Children Going to Chiropractors
As more people are going to chiropractors studies in well-respected journals
such as the New England Journal of Medicine, as well as the popular press
is beginning to pick up and report on this trend. Several NBC affiliate
stations recently ran a segment on the importance of chiropractic adjustments
for children in their show, "The Healthline Report". In
the first of the two segments, Heather King, the reporter noted, "More
and more kids, some as young as a few days old, are going to the chiropractor."
She concluded that. "Going to a chiropractor isn t just for grownups
Along a similar line was an article in the November 11, 1998 issue of
the daily paper Newsday. This article reported that four out of ten Americans
are using what they called "alternative therapies." Most of
this care is paid for out of pocket by the public themselves. Newsday
reported on a study by Dr. David Eisenberg of Beth Israel Deaconness Medical
Center in Boston. In this study of 2055 adults it was found that more
visits were made to alternative care providers than to medical physicians.
While all segments of the population used alternatives, it most prevalent
in baby boomers ages 35 to 49 with college education and income over $50,000
This trend is expected to grow and is reflected in a study supported by
the Agency for Health Care Policy and Research. They estimate that 75%
of the 68.8 million Americans insured through work had chiropractic benefits
in 1993. This trend may be only to give the public what they want, as
much of chiropractic care is paid for by the patients themselves. In certain
areas in the US, insurance companies have even started advertising that
they include chiropractic in their plan.
From a chiropractic standpoint we can only ask one remaining question.
With so many people using chiropractic and other "alternatives",
who is really the alternative?
6, 2002 issue of the Boston Globe reports on a phenomenon becoming
more common, children under chiropractic care. The story states: "Chiropractors'
offices, once filled with middle-aged construction workers, over-the-hill
athletes, and migraine headache sufferers, are taking on a younger look
these days as more and more parents are bringing their children in for
exams. For many children, trips to the chiropractor have become a
weekly event, squeezed between sports practices, orthodontist appointments,
and piano lessons."
the article also presents an opinion from a medical doctor, Dr. Robert
Baratz, who said, "Show me a medical doctor who says, `You're here
for hypertension. Oh, why don't you bring your kids in, too.'" In
spite of these antiquated opinions, the Globe reported that in 1998, children
made 420,000 visits to Boston-area chiropractors. This according to a
study in the Archives of Pediatrics and Adolescent Medicine.

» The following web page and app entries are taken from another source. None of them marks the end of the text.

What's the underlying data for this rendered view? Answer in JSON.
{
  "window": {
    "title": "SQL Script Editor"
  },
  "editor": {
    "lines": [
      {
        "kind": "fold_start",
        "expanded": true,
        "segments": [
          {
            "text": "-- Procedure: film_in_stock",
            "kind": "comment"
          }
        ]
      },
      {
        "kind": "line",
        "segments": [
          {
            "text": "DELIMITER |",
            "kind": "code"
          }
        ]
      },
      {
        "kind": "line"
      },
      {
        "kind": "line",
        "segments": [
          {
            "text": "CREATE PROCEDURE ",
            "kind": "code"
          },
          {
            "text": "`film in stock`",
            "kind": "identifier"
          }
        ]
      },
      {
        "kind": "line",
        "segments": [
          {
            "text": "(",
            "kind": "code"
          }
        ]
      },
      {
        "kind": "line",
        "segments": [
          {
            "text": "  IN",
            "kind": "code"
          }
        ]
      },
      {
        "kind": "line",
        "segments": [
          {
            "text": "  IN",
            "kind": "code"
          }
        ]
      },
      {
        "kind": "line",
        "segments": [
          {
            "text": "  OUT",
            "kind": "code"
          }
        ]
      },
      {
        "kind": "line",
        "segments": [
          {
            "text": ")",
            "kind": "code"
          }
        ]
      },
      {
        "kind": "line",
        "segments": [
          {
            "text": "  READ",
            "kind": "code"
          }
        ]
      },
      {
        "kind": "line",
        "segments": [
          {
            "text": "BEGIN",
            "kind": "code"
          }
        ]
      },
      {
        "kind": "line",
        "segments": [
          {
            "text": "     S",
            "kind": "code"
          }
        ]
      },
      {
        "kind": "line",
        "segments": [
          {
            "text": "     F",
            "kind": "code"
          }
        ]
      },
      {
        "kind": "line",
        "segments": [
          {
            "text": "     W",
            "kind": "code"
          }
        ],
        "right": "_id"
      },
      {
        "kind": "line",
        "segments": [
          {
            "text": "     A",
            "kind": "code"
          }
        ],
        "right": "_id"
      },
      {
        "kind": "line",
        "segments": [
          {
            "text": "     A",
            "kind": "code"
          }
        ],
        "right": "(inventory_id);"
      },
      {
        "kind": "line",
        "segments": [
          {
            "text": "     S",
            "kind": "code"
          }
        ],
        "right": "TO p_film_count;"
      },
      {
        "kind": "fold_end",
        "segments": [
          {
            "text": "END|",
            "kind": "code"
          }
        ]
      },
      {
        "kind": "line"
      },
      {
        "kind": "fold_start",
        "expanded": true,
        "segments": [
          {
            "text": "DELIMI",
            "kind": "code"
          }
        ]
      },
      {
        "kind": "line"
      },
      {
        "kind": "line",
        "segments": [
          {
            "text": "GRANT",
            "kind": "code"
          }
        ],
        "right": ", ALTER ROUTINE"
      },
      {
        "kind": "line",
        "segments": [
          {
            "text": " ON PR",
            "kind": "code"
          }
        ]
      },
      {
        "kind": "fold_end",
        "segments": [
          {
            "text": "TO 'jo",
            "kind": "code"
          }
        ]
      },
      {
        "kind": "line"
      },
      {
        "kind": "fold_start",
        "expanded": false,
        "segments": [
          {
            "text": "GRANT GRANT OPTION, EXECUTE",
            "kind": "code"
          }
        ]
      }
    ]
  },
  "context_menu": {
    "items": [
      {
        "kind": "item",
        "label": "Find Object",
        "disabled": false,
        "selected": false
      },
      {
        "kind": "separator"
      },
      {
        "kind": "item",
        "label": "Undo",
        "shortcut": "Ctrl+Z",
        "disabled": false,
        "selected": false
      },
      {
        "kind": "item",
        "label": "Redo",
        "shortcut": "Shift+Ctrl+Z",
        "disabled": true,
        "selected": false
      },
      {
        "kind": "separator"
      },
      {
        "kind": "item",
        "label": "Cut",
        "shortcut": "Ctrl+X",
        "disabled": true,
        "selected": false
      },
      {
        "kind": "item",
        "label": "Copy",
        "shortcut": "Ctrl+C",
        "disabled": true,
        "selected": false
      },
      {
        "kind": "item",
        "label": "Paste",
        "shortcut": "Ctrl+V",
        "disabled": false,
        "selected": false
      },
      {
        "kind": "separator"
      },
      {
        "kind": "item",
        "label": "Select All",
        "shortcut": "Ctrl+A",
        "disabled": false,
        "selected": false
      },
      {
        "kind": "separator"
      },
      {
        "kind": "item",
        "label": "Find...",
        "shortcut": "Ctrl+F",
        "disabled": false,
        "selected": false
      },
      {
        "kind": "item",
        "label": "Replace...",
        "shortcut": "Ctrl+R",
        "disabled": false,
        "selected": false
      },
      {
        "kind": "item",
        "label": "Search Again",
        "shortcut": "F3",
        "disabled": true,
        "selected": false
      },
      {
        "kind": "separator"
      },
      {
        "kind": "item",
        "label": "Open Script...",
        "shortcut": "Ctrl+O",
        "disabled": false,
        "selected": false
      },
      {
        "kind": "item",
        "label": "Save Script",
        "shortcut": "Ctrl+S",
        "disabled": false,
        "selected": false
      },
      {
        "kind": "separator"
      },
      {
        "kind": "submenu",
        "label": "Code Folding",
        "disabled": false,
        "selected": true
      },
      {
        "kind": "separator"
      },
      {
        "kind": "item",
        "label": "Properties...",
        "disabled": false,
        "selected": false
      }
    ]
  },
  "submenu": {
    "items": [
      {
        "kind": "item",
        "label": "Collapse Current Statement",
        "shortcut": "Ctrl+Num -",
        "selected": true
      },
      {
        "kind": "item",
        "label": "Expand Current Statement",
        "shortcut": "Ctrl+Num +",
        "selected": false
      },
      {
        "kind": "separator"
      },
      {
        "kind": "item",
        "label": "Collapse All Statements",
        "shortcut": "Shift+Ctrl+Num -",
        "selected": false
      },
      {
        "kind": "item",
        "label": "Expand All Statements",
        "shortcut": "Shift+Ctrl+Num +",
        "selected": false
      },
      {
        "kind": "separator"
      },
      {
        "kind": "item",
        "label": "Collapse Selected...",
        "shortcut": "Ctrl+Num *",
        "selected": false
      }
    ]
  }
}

Local chiropractors
say that figure has steadily grown since that study.
justifies the increased usage of chiropractic care by suggesting there
is an increased need. "To understand why, look no further than Little
Leaguers' mud-stained uniforms, laptops flipped open on the edge of beds,
and excessively heavy backpacks. Add in high-heel and platform shoes worn
by teenage girls, hours in front of Nintendo and, in some cases, too much
studying and not enough exercise, and you've got a lot of young, aching
backs." The Boston Globe also suggests, "The bigger reason children
are getting treatment, though, appears to be parental experience. Some
27 million adults frequented chiropractors' offices in 2001, up from 22
million in 1996, according to the American Chiropractic Association. As
more adults find relief from their back pains through chiropractic treatment,
they're taking their kids in for checkups, too".
most telling part of the article were the patient comments. One explains
''I started coming to the chiropractor because I had a lot of tension
in my back working in front of a computer all day,'' said Audet, of Sharon.
''When I first saw kids here, I thought it was kind of weird. But after
my husband and I had been coming for four or five years, I thought, `Why
not have them try it?'"
interviewed in the article explained that most younger patients have no
symptoms, but come in for wellness and preventative care. They further
explain that the children come in for correction of subluxations to allow
the body to function healthier.